XIV. (1) Who can stand before its might, who can withstand the fury of its wrath? R. Abahu opened his homily with the verse: 'Aluqah has two daughters called Hab, Hab.' R. Eliezer says that these are the two bands of
angels that stand at the gates of Gehinnom and say, 'Come! come!' Why is it called Gehinnom (Valley of Wailing)? Because the voice of its wailing traverses the world from one end to the other. And why is it called 'Tofteh' (Enticer)? Because all enter therein enticed by their evil inclination.
(2) R. Johanan began his homily with the verse, 'Passing through the valley of weeping, they make it a valley of springs.' This means to say that the sinner confesses, just as the leper confesses; and he says: 'I have committed such and such a transgression in that place, on that day, in the presence of So-and-so, in that society.'
(3) Hell has three gates: one at the sea, the other in the wilderness, and the third in the inhabited part of the world. That at the sea is alluded to in Jonah: 'Out of the belly of Sheol cried I, and thou heardest my voice.' That of the wilderness is alluded to in Numbers: 'So they and all that appertained to them went down alive unto Sheol.' And that in the inhabited portion of the world in Isaiah: 'Saith the Lord, whose fire is in Zion and His furnace in Jerusalem.'
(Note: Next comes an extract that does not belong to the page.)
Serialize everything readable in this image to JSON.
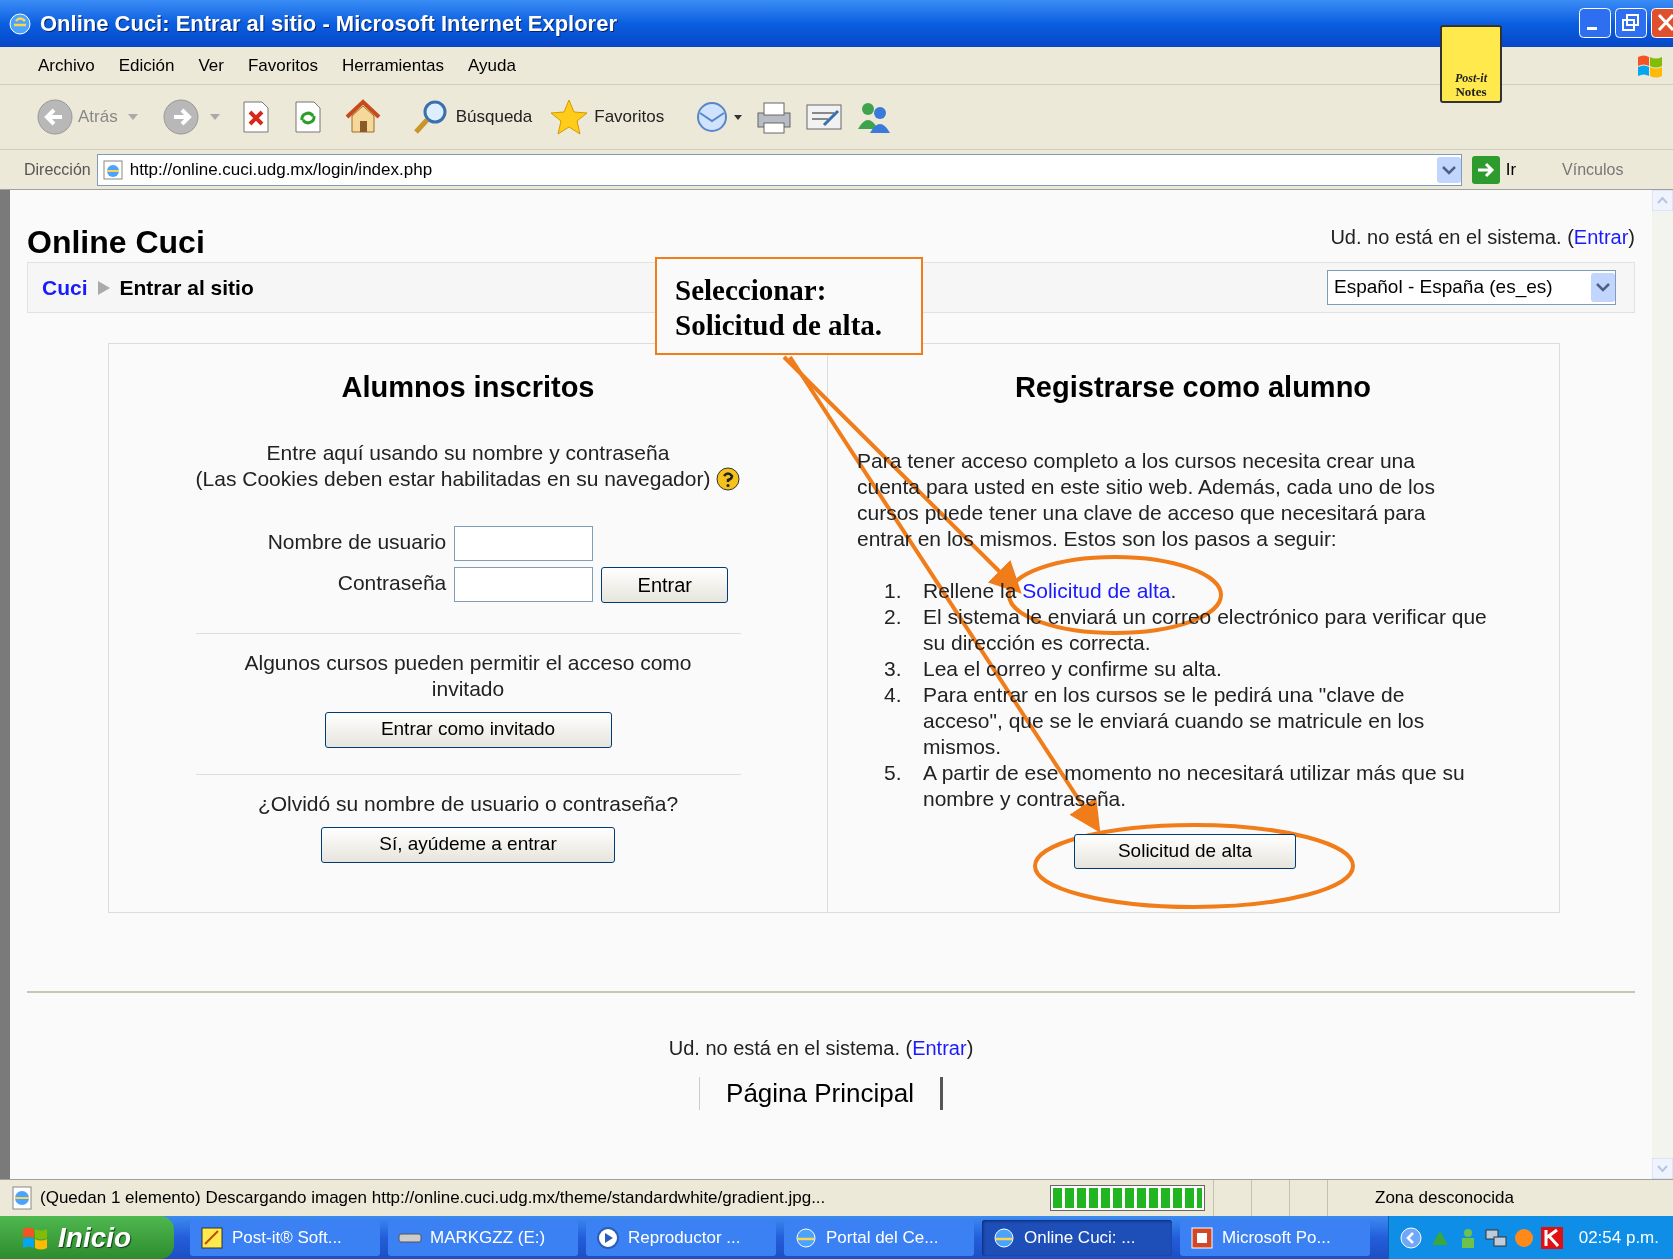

(4) Five different kinds of fires are in hell: one devours and absorbs, another absorbs and does not devour, while another, again, neither devours nor absorbs. There is further fire devouring fire. (5) There are coals big as mountains, and coals big as hills, and coals huge like unto the Dead Sea, and coals like huge stones. There are rivers of pitch and sulphur flowing and fuming and seething.
(6) The punishment of the sinner is thus: The angels of destruction throw him to the flame of hell; this opens its mouth wide and swallows him, as it is said, 'Therefore Sheol hath enlarged her desire and opened her mouth without measure, and their glory and their multitude and their pomp, and he that rejoices among them, descends into it.' This all happens to him who has not done one single pious act which would incline the balance towards mercy; (7) whilst that man who possesses many virtues and good actions and learning, and who has suffered much, he is
saved from hell, as it is said, 'Yea, though I walk through the valley of the shadow of death, I will fear no evil, for Thou art with me; Thy rod and Thy staff shall comfort me.' 'Thy rod' means the suffering, and 'Thy staff' signifies the law.
(8) R. Johanan began: 'The eyes of the wicked shall fail, and refuge is perished from them, and their hope shall be the giving up of the ghost.' That means, a body which is never destroyed, and whose soul enters a fire which is never extinguished; of these speaks also the verse, 'For their worm shall not die, neither shall their fire be quenched.'